To make a delicious turkey for Thanksgiving this year, follow our 12 tips for a flavorful, juicy turkey. We also give you tips for which part of the turkey is healthiest to eat and how to safely prepare your turkey.
1. Use herbs, rather than extra fat, for flavor.
2. We found conventional turkeys (with added salt solution) do stay moister but if you’re watching your sodium intake, avoid them.
3. For a golden skin, roast at high heat—475°F—for the first 45 minutes, then reduce to 350°F.
4. Leave the cavity stuffing-free. It’s safer.
5. A 3-ounce portion of light meat without skin has only 132 calories and 3 grams of fat. With the skin, that jumps to 168 calories and 6 grams of fat.
6. Dark meat is higher in calories and has more fat.
7. Three ounces of dark meat supplies 15% of the recommended daily intake of iron; white meat has only 8%.
8. Turkey contains slightly less fat and cholesterol than chicken.
9. Turkey meat (and chicken) can be pink even when it’s fully cooked. Why? The bones of young birds are porous and allow red pigmentation (hemoglobin) to leach out into the meat.
10. Smoking and grilling can also make the meat pink.
11. Feeling lethargic? Don’t blame tryptophan, an amino acid found in turkey. Other amino acids in the food block tryptophan’s absorption into the brain before it can make serotonin, which in turn would make you feel sleepy.

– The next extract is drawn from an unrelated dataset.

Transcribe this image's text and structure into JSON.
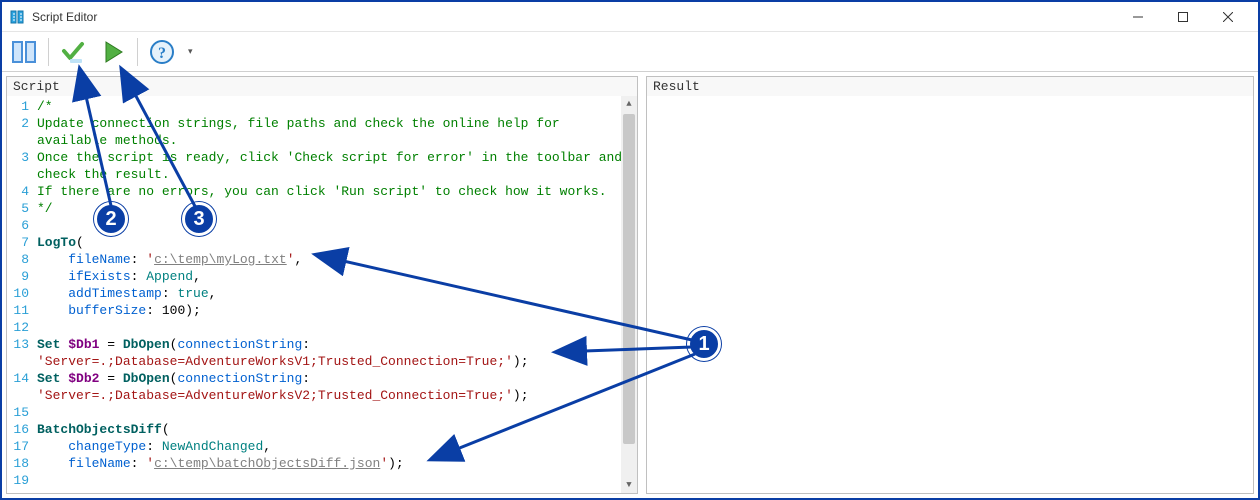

12. Still sleepy? You probably just overindulged. That’s OK. It’s Thanksgiving, after all.